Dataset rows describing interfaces

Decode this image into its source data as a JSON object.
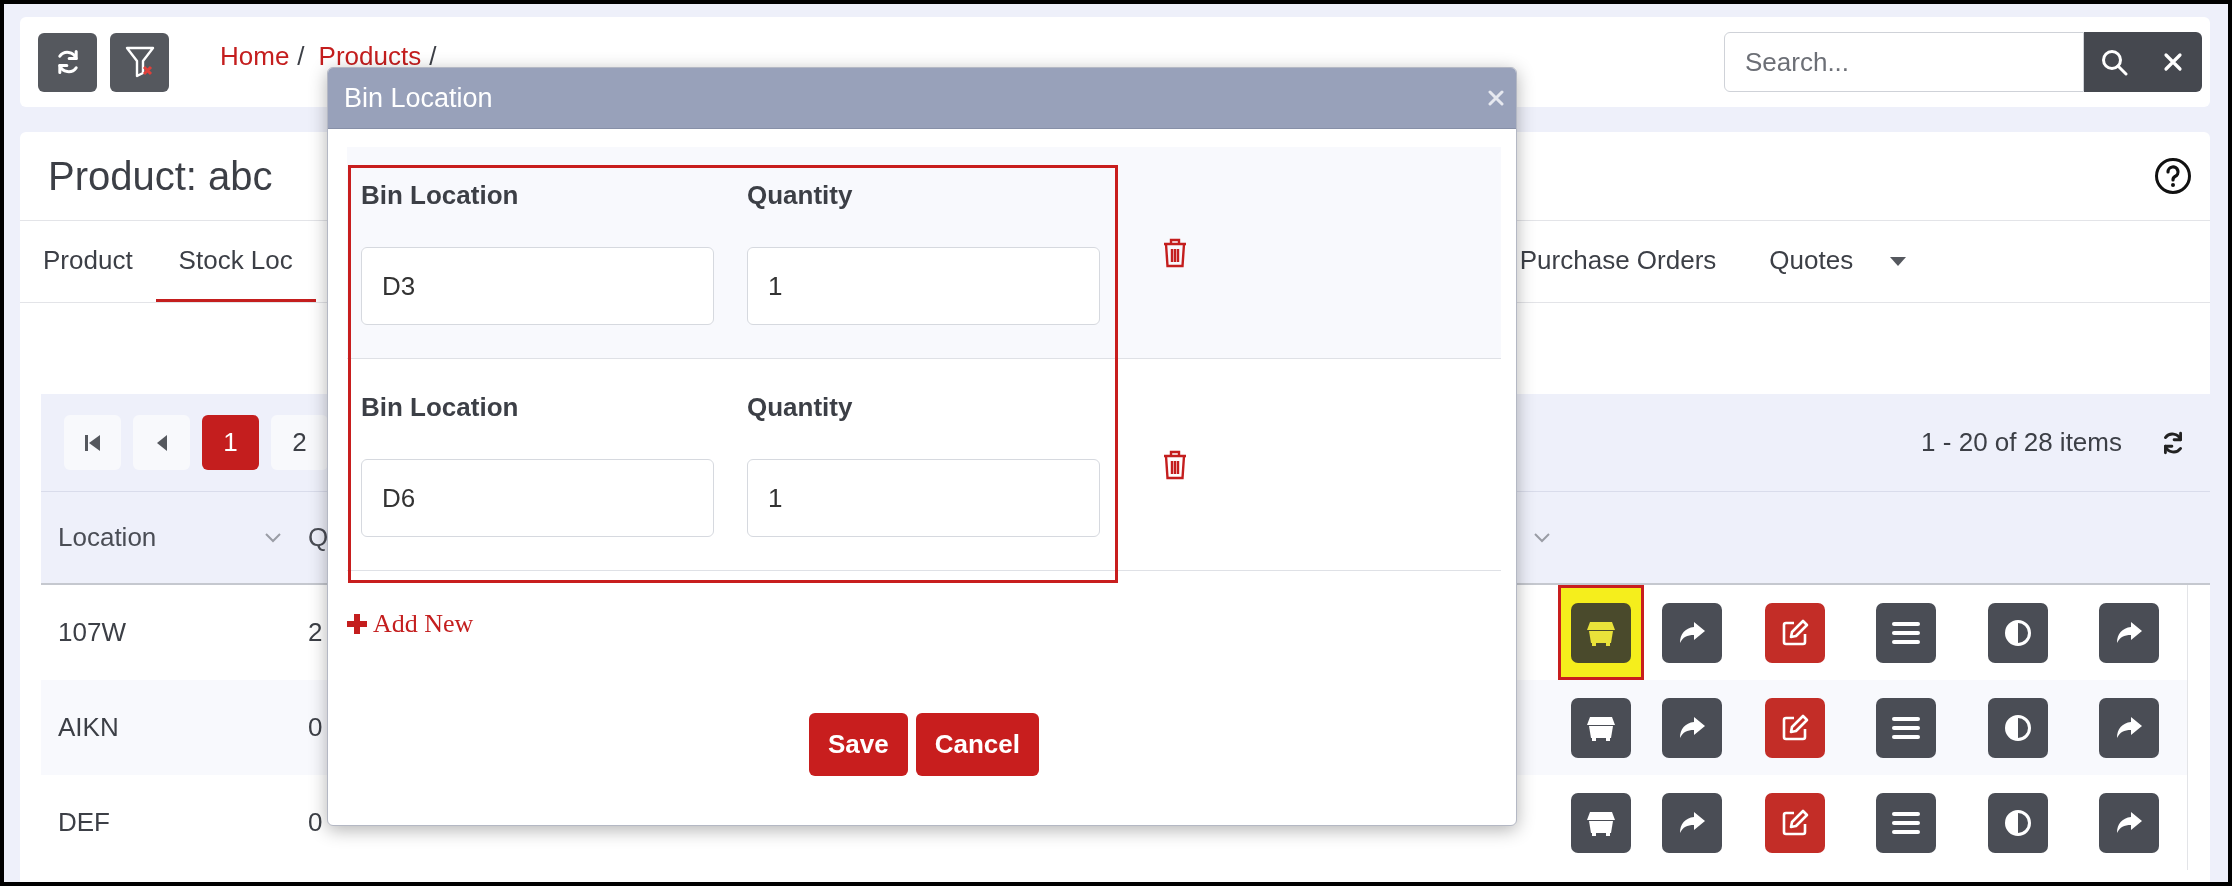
{
  "breadcrumb": [
    {
      "label": "Home",
      "separator": "/"
    },
    {
      "label": "Products",
      "separator": "/"
    }
  ],
  "search": {
    "placeholder": "Search..."
  },
  "page_title": "Product: abc",
  "tabs": [
    {
      "label": "Product",
      "selected": false
    },
    {
      "label": "Stock Loc",
      "selected": true
    },
    {
      "label": "Purchase Orders",
      "selected": false
    },
    {
      "label": "Quotes",
      "selected": false
    }
  ],
  "pager": {
    "pages": [
      {
        "label": "1",
        "selected": true
      },
      {
        "label": "2",
        "selected": false
      }
    ],
    "summary": "1 - 20 of 28 items"
  },
  "table": {
    "columns": [
      "Location",
      "Q"
    ],
    "rows": [
      {
        "cells": [
          "107W",
          "2"
        ],
        "highlighted": true
      },
      {
        "cells": [
          "AIKN",
          "0"
        ],
        "highlighted": false
      },
      {
        "cells": [
          "DEF",
          "0"
        ],
        "highlighted": false
      }
    ]
  },
  "modal": {
    "title": "Bin Location",
    "frame_highlighted": true,
    "entries": [
      {
        "bin_label": "Bin Location",
        "bin_value": "D3",
        "qty_label": "Quantity",
        "qty_value": "1"
      },
      {
        "bin_label": "Bin Location",
        "bin_value": "D6",
        "qty_label": "Quantity",
        "qty_value": "1"
      }
    ],
    "add_label": "Add New",
    "buttons": [
      "Save",
      "Cancel"
    ]
  }
}
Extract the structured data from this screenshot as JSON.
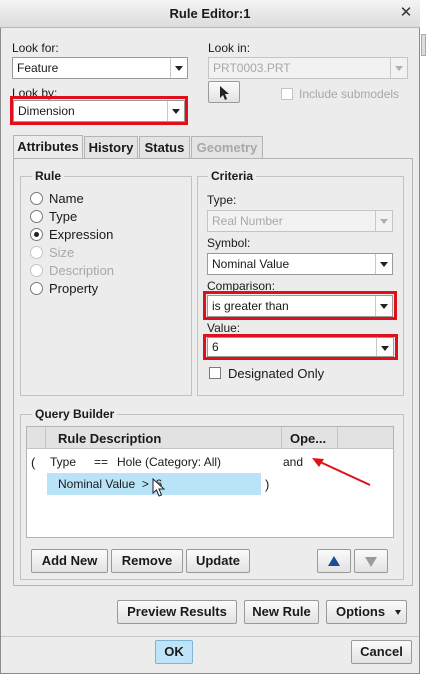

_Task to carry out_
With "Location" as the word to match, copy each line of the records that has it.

_Output of the exercise_
      "Location",
    "title": "Bin Location",
        "bin_label": "Bin Location",
        "bin_label": "Bin Location",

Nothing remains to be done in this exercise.